In the shadow of Herbert Hoover: The Republican Party and the politics of defeat, 1932--1936

Date of Completion

January 2006

Keywords

History, United States|Political Science, General

Degree

Ph.D.

Abstract

Between 1932 and 1936, the Republican Party suffered a series of devastating electoral defeats that shattered its confidence, exposed deep divisions within its ranks, and reduced what had been the nation's dominant political institution to a disorganized, bitter, and impotent minority. While President Franklin D. Roosevelt sought to create a New Deal for America, the leaders of the Republican Party engaged in an unproductive and distracting struggle for control of the party's machinery, policies, and legacy. During this period, the Republican Party consistently misread political currents and underestimated the popularity and political acumen of President Roosevelt. Meanwhile, Roosevelt and the Democratic Party built a new liberal coalition that dominated American politics for the next forty years. Few Americans took note of these internecine squabbles, but they were of vital importance to party regulars who dedicated their lives to the preservation and restoration of the Republican Party.^ This dissertation is a detailed study of political leadership in crisis. It examines the response of Republican leaders and Republican institutions to Democratic landslides in 1932, 1934 and 1936 and to the overwhelming popularity of President Roosevelt and the New Deal. It also examines the efforts of former President Herbert Hoover to exert power and influence over the Republican Party as its titular leader and the party's ultimate rejection of Hoover. Hoover's efforts to achieve vindication were thwarted by the scale of his defeat in 1932, his lack of political skills, his lack of following within the party, and the resistance of the "Old Guard" Republicans led by Republican National Committeeman Charles D. Hilles of New York.^ Despite the nearly unprecedented political catastrophe that assailed them, the leaders of the Republican Party were able to preserve its vital institutions for future battles, but were unable to directly influence national policy or prevent the creation of a nationwide, liberal Democratic political coalition.

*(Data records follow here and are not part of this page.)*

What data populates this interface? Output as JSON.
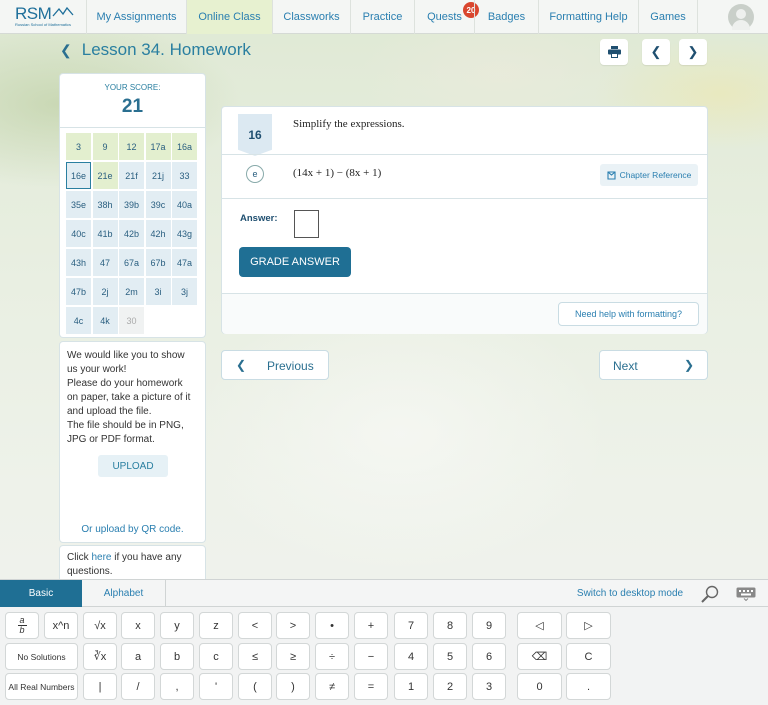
{
  "nav": {
    "logo_text": "RSM",
    "logo_sub": "Russian School of Mathematics",
    "items": [
      {
        "label": "My Assignments"
      },
      {
        "label": "Online Class"
      },
      {
        "label": "Classworks"
      },
      {
        "label": "Practice"
      },
      {
        "label": "Quests",
        "badge": "20"
      },
      {
        "label": "Badges"
      },
      {
        "label": "Formatting Help"
      },
      {
        "label": "Games"
      }
    ],
    "active_index": 1
  },
  "page": {
    "title": "Lesson 34. Homework"
  },
  "score": {
    "label": "YOUR SCORE:",
    "value": "21"
  },
  "problems": [
    [
      "3",
      "9",
      "12",
      "17a",
      "16a"
    ],
    [
      "16e",
      "21e",
      "21f",
      "21j",
      "33"
    ],
    [
      "35e",
      "38h",
      "39b",
      "39c",
      "40a"
    ],
    [
      "40c",
      "41b",
      "42b",
      "42h",
      "43g"
    ],
    [
      "43h",
      "47",
      "67a",
      "67b",
      "47a"
    ],
    [
      "47b",
      "2j",
      "2m",
      "3i",
      "3j"
    ],
    [
      "4c",
      "4k",
      "30"
    ]
  ],
  "problem_status": [
    [
      "g",
      "g",
      "g",
      "g",
      "g"
    ],
    [
      "sel",
      "g",
      "b",
      "b",
      "b"
    ],
    [
      "b",
      "b",
      "b",
      "b",
      "b"
    ],
    [
      "b",
      "b",
      "b",
      "b",
      "b"
    ],
    [
      "b",
      "b",
      "b",
      "b",
      "b"
    ],
    [
      "b",
      "b",
      "b",
      "b",
      "b"
    ],
    [
      "b",
      "b",
      "d"
    ]
  ],
  "work_panel": {
    "lines": [
      "We would like you to show",
      "us your work!",
      "Please do your homework",
      "on paper, take a picture of it",
      "and upload the file.",
      "The file should be in PNG,",
      "JPG or PDF format."
    ],
    "upload_label": "UPLOAD",
    "qr_link": "Or upload by QR code."
  },
  "questions_panel": {
    "prefix": "Click ",
    "link": "here",
    "suffix_1": " if you have any",
    "suffix_2": "questions."
  },
  "question": {
    "number": "16",
    "instruction": "Simplify the expressions.",
    "part_letter": "e",
    "expression": "(14x + 1) − (8x + 1)",
    "chapter_ref": "Chapter Reference",
    "answer_label": "Answer:",
    "grade_label": "GRADE ANSWER",
    "help_label": "Need help with formatting?",
    "prev_label": "Previous",
    "next_label": "Next"
  },
  "keyboard": {
    "tabs": [
      "Basic",
      "Alphabet"
    ],
    "active_tab": 0,
    "switch_label": "Switch to desktop mode",
    "keys_row1": [
      "a/b",
      "x^n",
      "√x",
      "x",
      "y",
      "z",
      "<",
      ">",
      "•",
      "+",
      "7",
      "8",
      "9",
      "◁",
      "▷"
    ],
    "keys_row2": [
      "No Solutions",
      "∛x",
      "a",
      "b",
      "c",
      "≤",
      "≥",
      "÷",
      "−",
      "4",
      "5",
      "6",
      "⌫",
      "C"
    ],
    "keys_row3": [
      "All Real Numbers",
      "|",
      "/",
      ",",
      "'",
      "(",
      ")",
      "≠",
      "=",
      "1",
      "2",
      "3",
      "0",
      "."
    ]
  },
  "colors": {
    "accent": "#1f6f94",
    "link": "#2a7fb0",
    "nav_active": "#e7f1d0",
    "cell_green": "#e3efcf",
    "cell_blue": "#e2edf3",
    "badge": "#d9462e"
  }
}
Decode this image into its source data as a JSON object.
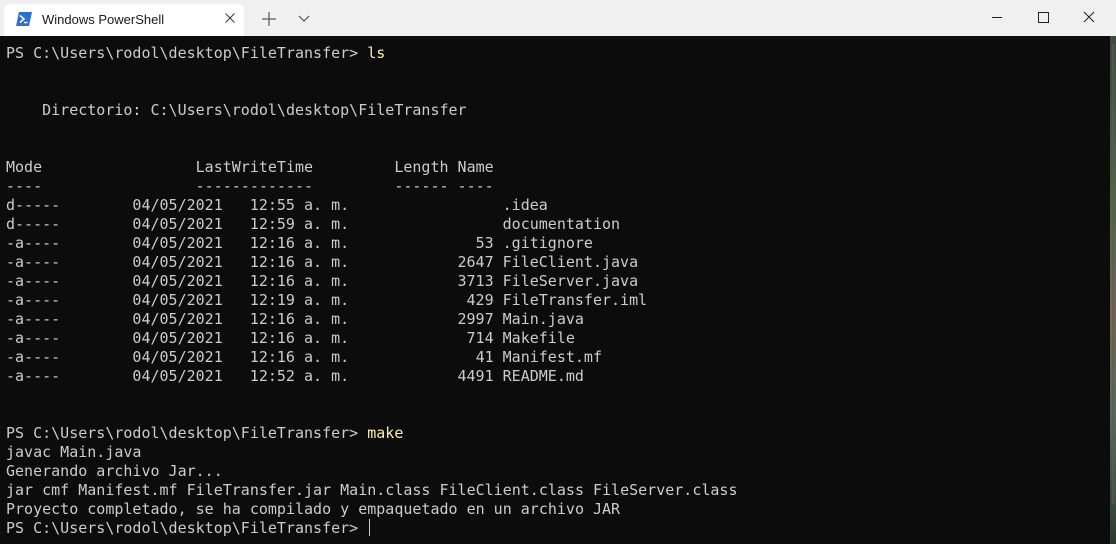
{
  "window": {
    "tab_title": "Windows PowerShell",
    "icons": {
      "tab_icon": "powershell-icon",
      "tab_close": "close-icon",
      "new_tab": "plus-icon",
      "dropdown": "chevron-down-icon",
      "minimize": "minimize-icon",
      "maximize": "maximize-icon",
      "close": "close-icon"
    }
  },
  "terminal": {
    "ls_prompt": "PS C:\\Users\\rodol\\desktop\\FileTransfer> ",
    "ls_command": "ls",
    "directory": "    Directorio: C:\\Users\\rodol\\desktop\\FileTransfer",
    "header": "Mode                 LastWriteTime         Length Name",
    "separator": "----                 -------------         ------ ----",
    "rows": [
      {
        "mode": "d-----",
        "date": "04/05/2021",
        "time": "12:55 a. m.",
        "length": "",
        "name": ".idea"
      },
      {
        "mode": "d-----",
        "date": "04/05/2021",
        "time": "12:59 a. m.",
        "length": "",
        "name": "documentation"
      },
      {
        "mode": "-a----",
        "date": "04/05/2021",
        "time": "12:16 a. m.",
        "length": "53",
        "name": ".gitignore"
      },
      {
        "mode": "-a----",
        "date": "04/05/2021",
        "time": "12:16 a. m.",
        "length": "2647",
        "name": "FileClient.java"
      },
      {
        "mode": "-a----",
        "date": "04/05/2021",
        "time": "12:16 a. m.",
        "length": "3713",
        "name": "FileServer.java"
      },
      {
        "mode": "-a----",
        "date": "04/05/2021",
        "time": "12:19 a. m.",
        "length": "429",
        "name": "FileTransfer.iml"
      },
      {
        "mode": "-a----",
        "date": "04/05/2021",
        "time": "12:16 a. m.",
        "length": "2997",
        "name": "Main.java"
      },
      {
        "mode": "-a----",
        "date": "04/05/2021",
        "time": "12:16 a. m.",
        "length": "714",
        "name": "Makefile"
      },
      {
        "mode": "-a----",
        "date": "04/05/2021",
        "time": "12:16 a. m.",
        "length": "41",
        "name": "Manifest.mf"
      },
      {
        "mode": "-a----",
        "date": "04/05/2021",
        "time": "12:52 a. m.",
        "length": "4491",
        "name": "README.md"
      }
    ],
    "make_prompt": "PS C:\\Users\\rodol\\desktop\\FileTransfer> ",
    "make_command": "make",
    "make_output": [
      "javac Main.java",
      "Generando archivo Jar...",
      "jar cmf Manifest.mf FileTransfer.jar Main.class FileClient.class FileServer.class",
      "Proyecto completado, se ha compilado y empaquetado en un archivo JAR"
    ],
    "final_prompt": "PS C:\\Users\\rodol\\desktop\\FileTransfer> "
  },
  "colors": {
    "background": "#0c0c0c",
    "text": "#cccccc",
    "command": "#f9f1a5",
    "titlebar": "#f0f0f0"
  }
}
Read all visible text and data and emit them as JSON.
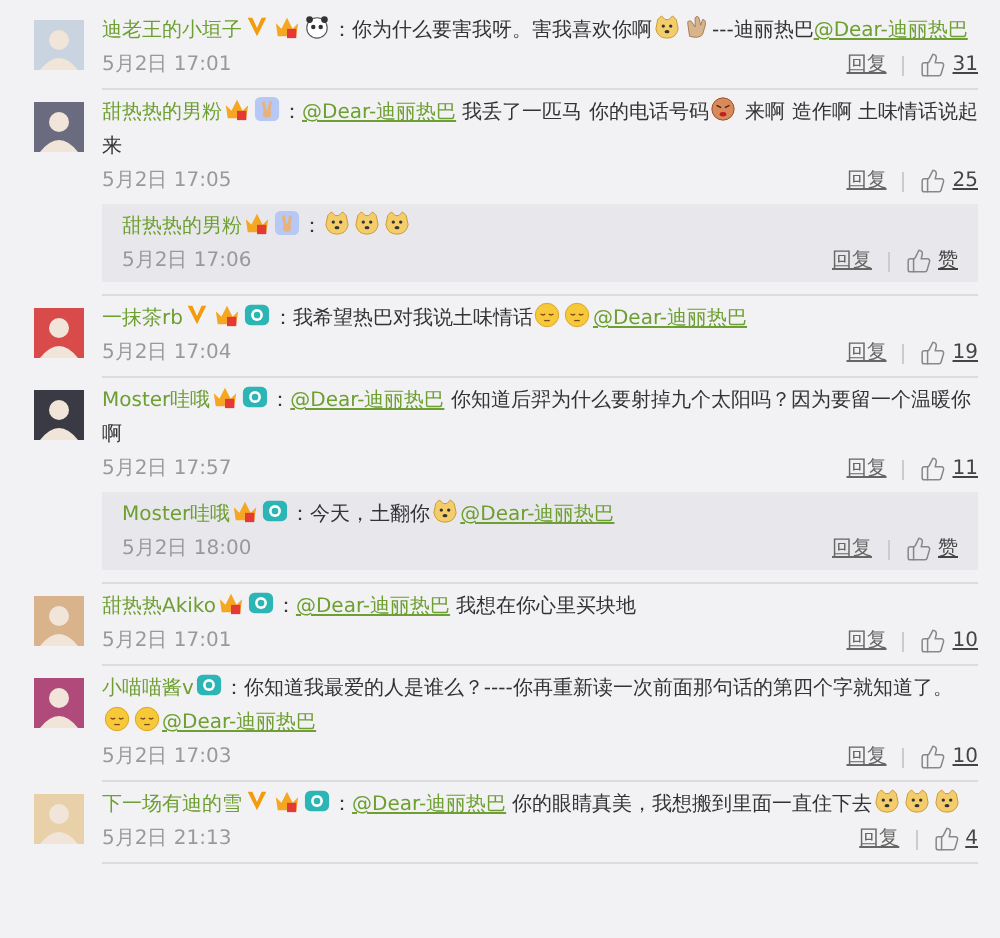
{
  "comments": [
    {
      "name": "迪老王的小垣子",
      "badges": [
        {
          "kind": "verified"
        },
        {
          "kind": "crown"
        },
        {
          "kind": "panda"
        }
      ],
      "content": [
        {
          "kind": "text",
          "text": "：你为什么要害我呀。害我喜欢你啊"
        },
        {
          "kind": "doge"
        },
        {
          "kind": "clap"
        },
        {
          "kind": "text",
          "text": "---迪丽热巴"
        },
        {
          "kind": "mention",
          "text": "@Dear-迪丽热巴"
        }
      ],
      "time": "5月2日 17:01",
      "reply": "回复",
      "likes": "31"
    },
    {
      "name": "甜热热的男粉",
      "badges": [
        {
          "kind": "crown"
        },
        {
          "kind": "peace"
        }
      ],
      "content": [
        {
          "kind": "text",
          "text": "："
        },
        {
          "kind": "mention",
          "text": "@Dear-迪丽热巴"
        },
        {
          "kind": "text",
          "text": " 我丢了一匹马 你的电话号码"
        },
        {
          "kind": "angry"
        },
        {
          "kind": "text",
          "text": " 来啊 造作啊 土味情话说起来"
        }
      ],
      "time": "5月2日 17:05",
      "reply": "回复",
      "likes": "25",
      "replies": [
        {
          "name": "甜热热的男粉",
          "badges": [
            {
              "kind": "crown"
            },
            {
              "kind": "peace"
            }
          ],
          "content": [
            {
              "kind": "text",
              "text": "："
            },
            {
              "kind": "doge"
            },
            {
              "kind": "doge"
            },
            {
              "kind": "doge"
            }
          ],
          "time": "5月2日 17:06",
          "reply": "回复",
          "likes": "赞"
        }
      ]
    },
    {
      "name": "一抹茶rb",
      "badges": [
        {
          "kind": "verified"
        },
        {
          "kind": "crown"
        },
        {
          "kind": "camera"
        }
      ],
      "content": [
        {
          "kind": "text",
          "text": "：我希望热巴对我说土味情话"
        },
        {
          "kind": "sleepy"
        },
        {
          "kind": "sleepy"
        },
        {
          "kind": "mention",
          "text": "@Dear-迪丽热巴"
        }
      ],
      "time": "5月2日 17:04",
      "reply": "回复",
      "likes": "19"
    },
    {
      "name": "Moster哇哦",
      "badges": [
        {
          "kind": "crown"
        },
        {
          "kind": "camera"
        }
      ],
      "content": [
        {
          "kind": "text",
          "text": "："
        },
        {
          "kind": "mention",
          "text": "@Dear-迪丽热巴"
        },
        {
          "kind": "text",
          "text": " 你知道后羿为什么要射掉九个太阳吗？因为要留一个温暖你啊"
        }
      ],
      "time": "5月2日 17:57",
      "reply": "回复",
      "likes": "11",
      "replies": [
        {
          "name": "Moster哇哦",
          "badges": [
            {
              "kind": "crown"
            },
            {
              "kind": "camera"
            }
          ],
          "content": [
            {
              "kind": "text",
              "text": "：今天，土翻你"
            },
            {
              "kind": "doge"
            },
            {
              "kind": "mention",
              "text": "@Dear-迪丽热巴"
            }
          ],
          "time": "5月2日 18:00",
          "reply": "回复",
          "likes": "赞"
        }
      ]
    },
    {
      "name": "甜热热Akiko",
      "badges": [
        {
          "kind": "crown"
        },
        {
          "kind": "camera"
        }
      ],
      "content": [
        {
          "kind": "text",
          "text": "："
        },
        {
          "kind": "mention",
          "text": "@Dear-迪丽热巴"
        },
        {
          "kind": "text",
          "text": " 我想在你心里买块地"
        }
      ],
      "time": "5月2日 17:01",
      "reply": "回复",
      "likes": "10"
    },
    {
      "name": "小喵喵酱v",
      "badges": [
        {
          "kind": "camera"
        }
      ],
      "content": [
        {
          "kind": "text",
          "text": "：你知道我最爱的人是谁么？----你再重新读一次前面那句话的第四个字就知道了。"
        },
        {
          "kind": "sleepy"
        },
        {
          "kind": "sleepy"
        },
        {
          "kind": "mention",
          "text": "@Dear-迪丽热巴"
        }
      ],
      "time": "5月2日 17:03",
      "reply": "回复",
      "likes": "10"
    },
    {
      "name": "下一场有迪的雪",
      "badges": [
        {
          "kind": "verified"
        },
        {
          "kind": "crown"
        },
        {
          "kind": "camera"
        }
      ],
      "content": [
        {
          "kind": "text",
          "text": "："
        },
        {
          "kind": "mention",
          "text": "@Dear-迪丽热巴"
        },
        {
          "kind": "text",
          "text": " 你的眼睛真美，我想搬到里面一直住下去"
        },
        {
          "kind": "doge"
        },
        {
          "kind": "doge"
        },
        {
          "kind": "doge"
        }
      ],
      "time": "5月2日 21:13",
      "reply": "回复",
      "likes": "4"
    }
  ]
}
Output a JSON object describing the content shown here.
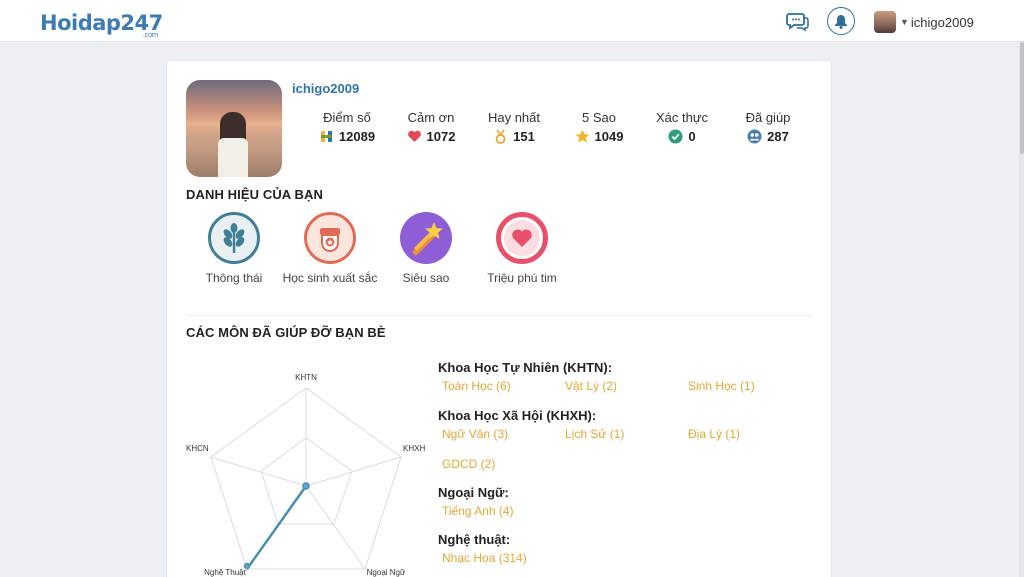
{
  "header": {
    "logo_text": "Hoidap247",
    "logo_sub": ".com",
    "username": "ichigo2009"
  },
  "profile": {
    "name": "ichigo2009",
    "stats": [
      {
        "label": "Điểm số",
        "value": "12089",
        "icon": "points-icon"
      },
      {
        "label": "Cảm ơn",
        "value": "1072",
        "icon": "heart-icon"
      },
      {
        "label": "Hay nhất",
        "value": "151",
        "icon": "medal-icon"
      },
      {
        "label": "5 Sao",
        "value": "1049",
        "icon": "star-icon"
      },
      {
        "label": "Xác thực",
        "value": "0",
        "icon": "verified-icon"
      },
      {
        "label": "Đã giúp",
        "value": "287",
        "icon": "helped-users-icon"
      }
    ]
  },
  "titles": {
    "heading": "DANH HIỆU CỦA BẠN",
    "badges": [
      {
        "label": "Thông thái",
        "icon": "wheat-icon"
      },
      {
        "label": "Học sinh xuất sắc",
        "icon": "student-badge-icon"
      },
      {
        "label": "Siêu sao",
        "icon": "shooting-star-icon"
      },
      {
        "label": "Triệu phú tim",
        "icon": "heart-badge-icon"
      }
    ]
  },
  "subjects": {
    "heading": "CÁC MÔN ĐÃ GIÚP ĐỠ BẠN BÈ",
    "radar_axes": [
      "KHTN",
      "KHXH",
      "Ngoại Ngữ",
      "Nghệ Thuật",
      "KHCN"
    ],
    "groups": [
      {
        "name": "Khoa Học Tự Nhiên (KHTN):",
        "items": [
          "Toán Học (6)",
          "Vật Lý (2)",
          "Sinh Học (1)"
        ]
      },
      {
        "name": "Khoa Học Xã Hội (KHXH):",
        "items": [
          "Ngữ Văn (3)",
          "Lịch Sử (1)",
          "Địa Lý (1)",
          "GDCD (2)"
        ]
      },
      {
        "name": "Ngoại Ngữ:",
        "items": [
          "Tiếng Anh (4)"
        ]
      },
      {
        "name": "Nghệ thuật:",
        "items": [
          "Nhạc Họa (314)"
        ]
      }
    ]
  },
  "colors": {
    "brand_blue": "#2f74a8",
    "subject_item": "#e0a939",
    "radar_line": "#4a8db0"
  }
}
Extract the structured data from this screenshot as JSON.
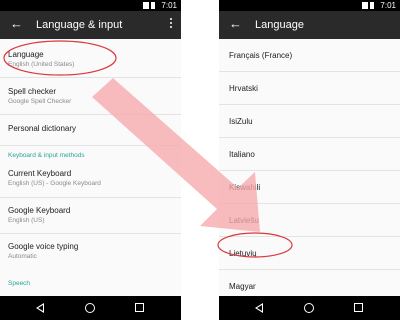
{
  "status": {
    "time": "7:01"
  },
  "left": {
    "title": "Language & input",
    "items": [
      {
        "primary": "Language",
        "secondary": "English (United States)"
      },
      {
        "primary": "Spell checker",
        "secondary": "Google Spell Checker"
      },
      {
        "primary": "Personal dictionary",
        "secondary": ""
      },
      {
        "primary": "Current Keyboard",
        "secondary": "English (US) - Google Keyboard"
      },
      {
        "primary": "Google Keyboard",
        "secondary": "English (US)"
      },
      {
        "primary": "Google voice typing",
        "secondary": "Automatic"
      }
    ],
    "sections": [
      "Keyboard & input methods",
      "Speech"
    ]
  },
  "right": {
    "title": "Language",
    "languages": [
      "Français (France)",
      "Hrvatski",
      "IsiZulu",
      "Italiano",
      "Kiswahili",
      "Latviešu",
      "Lietuvių",
      "Magyar"
    ]
  },
  "colors": {
    "appbar": "#2a2a2a",
    "accent": "#2aa59a",
    "highlight": "#d9383a",
    "arrow": "#f6a9ad"
  },
  "icons": {
    "back": "back-arrow-icon",
    "overflow": "more-vert-icon",
    "nav_back": "nav-back-icon",
    "nav_home": "nav-home-icon",
    "nav_recent": "nav-recents-icon"
  }
}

For four years, at least, the Republicans sat on the sideline of national politics, overshadowed by the legacy of Herbert Hoover.^